**Material for this task:**

--

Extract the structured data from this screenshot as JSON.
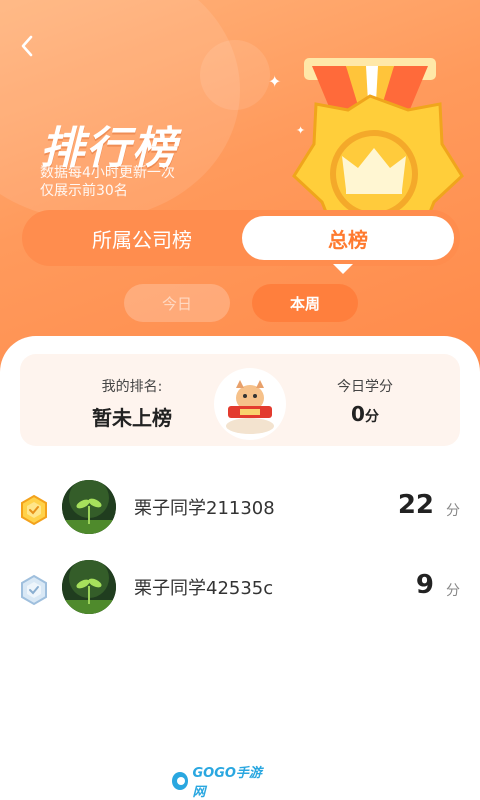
{
  "header": {
    "title": "排行榜",
    "subtitle_line1": "数据每4小时更新一次",
    "subtitle_line2": "仅展示前30名"
  },
  "tabs": [
    {
      "label": "所属公司榜",
      "active": false
    },
    {
      "label": "总榜",
      "active": true
    }
  ],
  "period": [
    {
      "label": "今日",
      "active": false
    },
    {
      "label": "本周",
      "active": true
    }
  ],
  "my_card": {
    "rank_label": "我的排名:",
    "rank_value": "暂未上榜",
    "study_label": "今日学分",
    "study_value": "0",
    "study_unit": "分"
  },
  "ranking": [
    {
      "rank": 1,
      "badge": "gold-badge-icon",
      "name": "栗子同学211308",
      "score": "22",
      "unit": "分"
    },
    {
      "rank": 2,
      "badge": "silver-badge-icon",
      "name": "栗子同学42535c",
      "score": "9",
      "unit": "分"
    }
  ],
  "watermark": "GOGO手游网",
  "colors": {
    "accent": "#ff7a2f",
    "hero": "#ff9a5c",
    "card_bg": "#fef4ee"
  }
}
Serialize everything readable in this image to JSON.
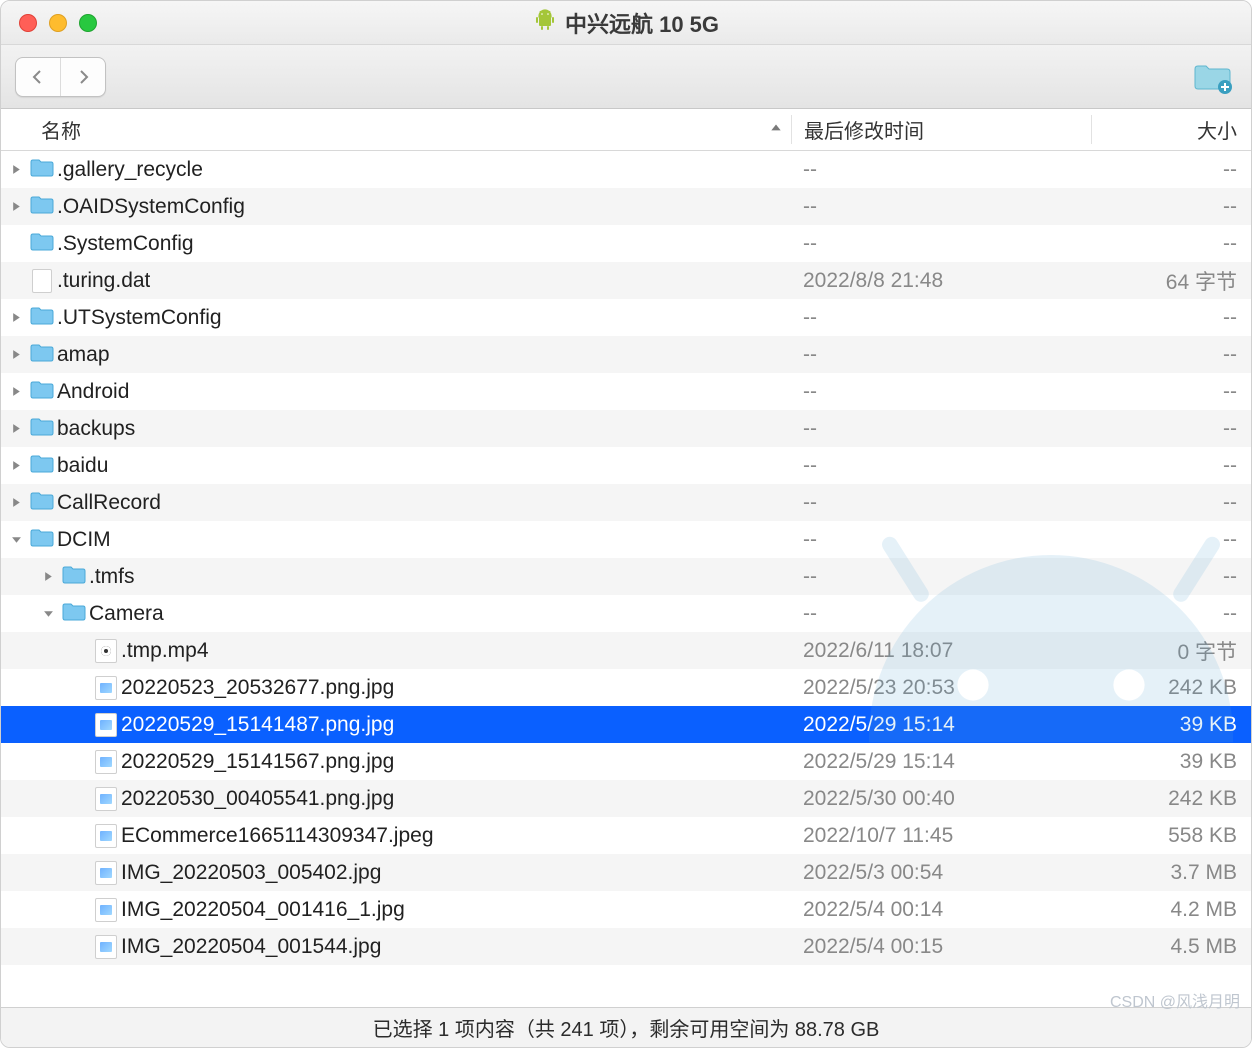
{
  "window": {
    "title": "中兴远航 10 5G"
  },
  "columns": {
    "name": "名称",
    "date": "最后修改时间",
    "size": "大小"
  },
  "rows": [
    {
      "depth": 0,
      "expand": "closed",
      "icon": "folder",
      "name": ".gallery_recycle",
      "date": "--",
      "size": "--",
      "selected": false
    },
    {
      "depth": 0,
      "expand": "closed",
      "icon": "folder",
      "name": ".OAIDSystemConfig",
      "date": "--",
      "size": "--",
      "selected": false
    },
    {
      "depth": 0,
      "expand": "none",
      "icon": "folder",
      "name": ".SystemConfig",
      "date": "--",
      "size": "--",
      "selected": false
    },
    {
      "depth": 0,
      "expand": "none",
      "icon": "file",
      "name": ".turing.dat",
      "date": "2022/8/8 21:48",
      "size": "64 字节",
      "selected": false
    },
    {
      "depth": 0,
      "expand": "closed",
      "icon": "folder",
      "name": ".UTSystemConfig",
      "date": "--",
      "size": "--",
      "selected": false
    },
    {
      "depth": 0,
      "expand": "closed",
      "icon": "folder",
      "name": "amap",
      "date": "--",
      "size": "--",
      "selected": false
    },
    {
      "depth": 0,
      "expand": "closed",
      "icon": "folder",
      "name": "Android",
      "date": "--",
      "size": "--",
      "selected": false
    },
    {
      "depth": 0,
      "expand": "closed",
      "icon": "folder",
      "name": "backups",
      "date": "--",
      "size": "--",
      "selected": false
    },
    {
      "depth": 0,
      "expand": "closed",
      "icon": "folder",
      "name": "baidu",
      "date": "--",
      "size": "--",
      "selected": false
    },
    {
      "depth": 0,
      "expand": "closed",
      "icon": "folder",
      "name": "CallRecord",
      "date": "--",
      "size": "--",
      "selected": false
    },
    {
      "depth": 0,
      "expand": "open",
      "icon": "folder",
      "name": "DCIM",
      "date": "--",
      "size": "--",
      "selected": false
    },
    {
      "depth": 1,
      "expand": "closed",
      "icon": "folder",
      "name": ".tmfs",
      "date": "--",
      "size": "--",
      "selected": false
    },
    {
      "depth": 1,
      "expand": "open",
      "icon": "folder",
      "name": "Camera",
      "date": "--",
      "size": "--",
      "selected": false
    },
    {
      "depth": 2,
      "expand": "none",
      "icon": "video",
      "name": ".tmp.mp4",
      "date": "2022/6/11 18:07",
      "size": "0 字节",
      "selected": false
    },
    {
      "depth": 2,
      "expand": "none",
      "icon": "image",
      "name": "20220523_20532677.png.jpg",
      "date": "2022/5/23 20:53",
      "size": "242 KB",
      "selected": false
    },
    {
      "depth": 2,
      "expand": "none",
      "icon": "image",
      "name": "20220529_15141487.png.jpg",
      "date": "2022/5/29 15:14",
      "size": "39 KB",
      "selected": true
    },
    {
      "depth": 2,
      "expand": "none",
      "icon": "image",
      "name": "20220529_15141567.png.jpg",
      "date": "2022/5/29 15:14",
      "size": "39 KB",
      "selected": false
    },
    {
      "depth": 2,
      "expand": "none",
      "icon": "image",
      "name": "20220530_00405541.png.jpg",
      "date": "2022/5/30 00:40",
      "size": "242 KB",
      "selected": false
    },
    {
      "depth": 2,
      "expand": "none",
      "icon": "image",
      "name": "ECommerce1665114309347.jpeg",
      "date": "2022/10/7 11:45",
      "size": "558 KB",
      "selected": false
    },
    {
      "depth": 2,
      "expand": "none",
      "icon": "image",
      "name": "IMG_20220503_005402.jpg",
      "date": "2022/5/3 00:54",
      "size": "3.7 MB",
      "selected": false
    },
    {
      "depth": 2,
      "expand": "none",
      "icon": "image",
      "name": "IMG_20220504_001416_1.jpg",
      "date": "2022/5/4 00:14",
      "size": "4.2 MB",
      "selected": false
    },
    {
      "depth": 2,
      "expand": "none",
      "icon": "image",
      "name": "IMG_20220504_001544.jpg",
      "date": "2022/5/4 00:15",
      "size": "4.5 MB",
      "selected": false
    }
  ],
  "status": "已选择 1 项内容（共 241 项），剩余可用空间为 88.78 GB",
  "credit": "CSDN @风浅月明"
}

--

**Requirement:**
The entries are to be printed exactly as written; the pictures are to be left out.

**Reply to the exercise:**
Extract the structured data from this screenshot as JSON.
{
  "header": {
    "title": "排行榜",
    "subtitle_line1": "数据每4小时更新一次",
    "subtitle_line2": "仅展示前30名"
  },
  "tabs": [
    {
      "label": "所属公司榜",
      "active": false
    },
    {
      "label": "总榜",
      "active": true
    }
  ],
  "period": [
    {
      "label": "今日",
      "active": false
    },
    {
      "label": "本周",
      "active": true
    }
  ],
  "my_card": {
    "rank_label": "我的排名:",
    "rank_value": "暂未上榜",
    "study_label": "今日学分",
    "study_value": "0",
    "study_unit": "分"
  },
  "ranking": [
    {
      "rank": 1,
      "badge": "gold-badge-icon",
      "name": "栗子同学211308",
      "score": "22",
      "unit": "分"
    },
    {
      "rank": 2,
      "badge": "silver-badge-icon",
      "name": "栗子同学42535c",
      "score": "9",
      "unit": "分"
    }
  ],
  "watermark": "GOGO手游网",
  "colors": {
    "accent": "#ff7a2f",
    "hero": "#ff9a5c",
    "card_bg": "#fef4ee"
  }
}
Serialize everything readable in this image to JSON.
{
  "window": {
    "title": "中兴远航 10 5G"
  },
  "columns": {
    "name": "名称",
    "date": "最后修改时间",
    "size": "大小"
  },
  "rows": [
    {
      "depth": 0,
      "expand": "closed",
      "icon": "folder",
      "name": ".gallery_recycle",
      "date": "--",
      "size": "--",
      "selected": false
    },
    {
      "depth": 0,
      "expand": "closed",
      "icon": "folder",
      "name": ".OAIDSystemConfig",
      "date": "--",
      "size": "--",
      "selected": false
    },
    {
      "depth": 0,
      "expand": "none",
      "icon": "folder",
      "name": ".SystemConfig",
      "date": "--",
      "size": "--",
      "selected": false
    },
    {
      "depth": 0,
      "expand": "none",
      "icon": "file",
      "name": ".turing.dat",
      "date": "2022/8/8 21:48",
      "size": "64 字节",
      "selected": false
    },
    {
      "depth": 0,
      "expand": "closed",
      "icon": "folder",
      "name": ".UTSystemConfig",
      "date": "--",
      "size": "--",
      "selected": false
    },
    {
      "depth": 0,
      "expand": "closed",
      "icon": "folder",
      "name": "amap",
      "date": "--",
      "size": "--",
      "selected": false
    },
    {
      "depth": 0,
      "expand": "closed",
      "icon": "folder",
      "name": "Android",
      "date": "--",
      "size": "--",
      "selected": false
    },
    {
      "depth": 0,
      "expand": "closed",
      "icon": "folder",
      "name": "backups",
      "date": "--",
      "size": "--",
      "selected": false
    },
    {
      "depth": 0,
      "expand": "closed",
      "icon": "folder",
      "name": "baidu",
      "date": "--",
      "size": "--",
      "selected": false
    },
    {
      "depth": 0,
      "expand": "closed",
      "icon": "folder",
      "name": "CallRecord",
      "date": "--",
      "size": "--",
      "selected": false
    },
    {
      "depth": 0,
      "expand": "open",
      "icon": "folder",
      "name": "DCIM",
      "date": "--",
      "size": "--",
      "selected": false
    },
    {
      "depth": 1,
      "expand": "closed",
      "icon": "folder",
      "name": ".tmfs",
      "date": "--",
      "size": "--",
      "selected": false
    },
    {
      "depth": 1,
      "expand": "open",
      "icon": "folder",
      "name": "Camera",
      "date": "--",
      "size": "--",
      "selected": false
    },
    {
      "depth": 2,
      "expand": "none",
      "icon": "video",
      "name": ".tmp.mp4",
      "date": "2022/6/11 18:07",
      "size": "0 字节",
      "selected": false
    },
    {
      "depth": 2,
      "expand": "none",
      "icon": "image",
      "name": "20220523_20532677.png.jpg",
      "date": "2022/5/23 20:53",
      "size": "242 KB",
      "selected": false
    },
    {
      "depth": 2,
      "expand": "none",
      "icon": "image",
      "name": "20220529_15141487.png.jpg",
      "date": "2022/5/29 15:14",
      "size": "39 KB",
      "selected": true
    },
    {
      "depth": 2,
      "expand": "none",
      "icon": "image",
      "name": "20220529_15141567.png.jpg",
      "date": "2022/5/29 15:14",
      "size": "39 KB",
      "selected": false
    },
    {
      "depth": 2,
      "expand": "none",
      "icon": "image",
      "name": "20220530_00405541.png.jpg",
      "date": "2022/5/30 00:40",
      "size": "242 KB",
      "selected": false
    },
    {
      "depth": 2,
      "expand": "none",
      "icon": "image",
      "name": "ECommerce1665114309347.jpeg",
      "date": "2022/10/7 11:45",
      "size": "558 KB",
      "selected": false
    },
    {
      "depth": 2,
      "expand": "none",
      "icon": "image",
      "name": "IMG_20220503_005402.jpg",
      "date": "2022/5/3 00:54",
      "size": "3.7 MB",
      "selected": false
    },
    {
      "depth": 2,
      "expand": "none",
      "icon": "image",
      "name": "IMG_20220504_001416_1.jpg",
      "date": "2022/5/4 00:14",
      "size": "4.2 MB",
      "selected": false
    },
    {
      "depth": 2,
      "expand": "none",
      "icon": "image",
      "name": "IMG_20220504_001544.jpg",
      "date": "2022/5/4 00:15",
      "size": "4.5 MB",
      "selected": false
    }
  ],
  "status": "已选择 1 项内容（共 241 项），剩余可用空间为 88.78 GB",
  "credit": "CSDN @风浅月明"
}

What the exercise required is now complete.